On the surface, street photography can look easy. You go for a walk and take photos. But I have learned enough to know there is a lot more to it. Picking up your camera and going for a walk is only the beginning. Street photography is an art form that has been practiced for some time. A person can only get better through practice. Over this past summer, I took it upon myself to try to refine my street photography. There are many lessons to be learned from photo walking almost every day.
Use The Camera You Are Most Comfortable With
Today, most cameras are decent to fantastic. There are no bad cameras and it is up to the photographer to create good images. Just because a camera cost around $6000, like the Nikon D4, does not mean it is a good street photography camera. Sometimes in these situations, a Nikon 1 v3 will do. My camera of choice for street photography is a Sony A7. For me this camera is comfortable on long photo walks. It is light, nimble and adaptable. Whatever camera you decide to use, make sure it’s right for you. Do not always got with what others suggest. When you use a camera you are comfortable with you will have an easier time trusting your senses and getting images you like.
Use Lenses To Help Develop Your Creativity
If you are using a camera with interchangeable lenses, you have a lot to think about. One of the most important lessons is to switch out lenses now and then. Working with a variety of lenses helps your creativity and keeps your mind thinking differently. With different lenses you can see one subject in multiple ways.
However, you also have to learn to shoot with one lens a day. It’s a tough concept at times but you will find yourself more creative with limits. Despite these limits you will learn you can still create fantastic images. Yes, you will miss the occasional shot because you are shooting with a lens that can’t handle it. It won’t leave you at a loss though, it will force you out of your comfort zone.
Leave Your Comfort Zone At Home
A person who stays in their comfort zone never truly realizes the full extent of their creativity. Yes, it is nice to stick with what you know–but the world is dynamic. You should be too. All human progress is driven by conflict. Being uncomfortable with your photography at times can teach you a lot about yourself. One of the things I did to be uncomfortable was to wake up every day at 4:30 am to be on a 5:07am train to New York. It allowed me to see New York in new ways.
Bring Your Own…
Learn to bring your own coffee, food and water. I found that stopping for coffee or to buy food can get expensive and time consuming. If you have to maximize your photography time, not having what you needed to sustain yourself could cause you to miss moments. Getting the occasional meal and coffee is good for food photography images if you want to do that on the side or just for fun. However, if you are not made of money the cost of a daily photo walk can add up quickly if you are not careful.
Use The Right Camera Bag

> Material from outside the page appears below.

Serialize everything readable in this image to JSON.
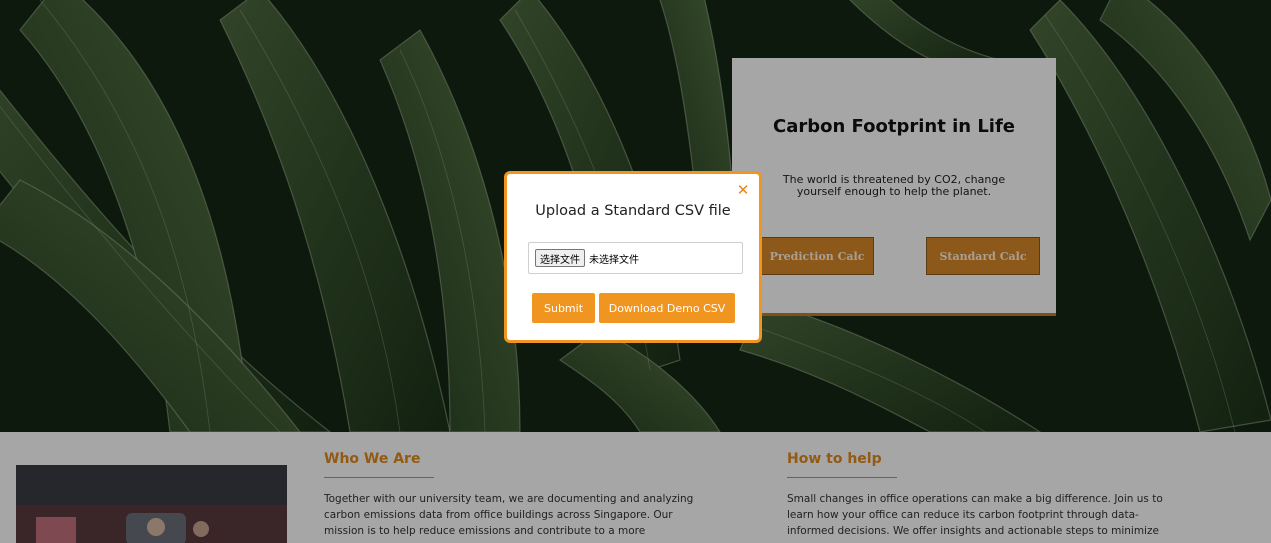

Your camera bag can make or break your photo walk. Depending on when and where you do your photo walks, you may have to carry extra gear, cleaning equipment, or lunch. I used my Think Tank Urban Disguises 60 v2 the most because my photo walks were before work, and I had to keep a laptop with me. You have to measure what you have to carry versus what you need to do for the day
Respect People And Your Environment
In street photography people will be your subjects. The most import thing to do to refine your street photography is to respect all people. It does not matter if they are poor or rich. They deserve your respect. One of the things I had to learn was to read people. I had to know when they were comfortable with me up close or at a distance. Most people like me at a distance. If you seem threatening or come off as aggressive you can find your self in a bad situation. Not everyone wants a camera shoved in their face. You have to be calm and smile. Not every place is safe either. If you had a bad feeling about a spot, go with your gut. This is true especially if you’re alone. People can see your equipment and see you as a target.
Be An Observer
One of the most important thing I learned and refined on my almost daily photo walks was to observe. To see the stillness in an empty street in the village. The elderly faces walking on the path. The moment when the light passes through the bridge as I consider the shadow. If you don’t observe where your are, you will never see it. You have to some time walk slowly to take in a scene. An image will appear.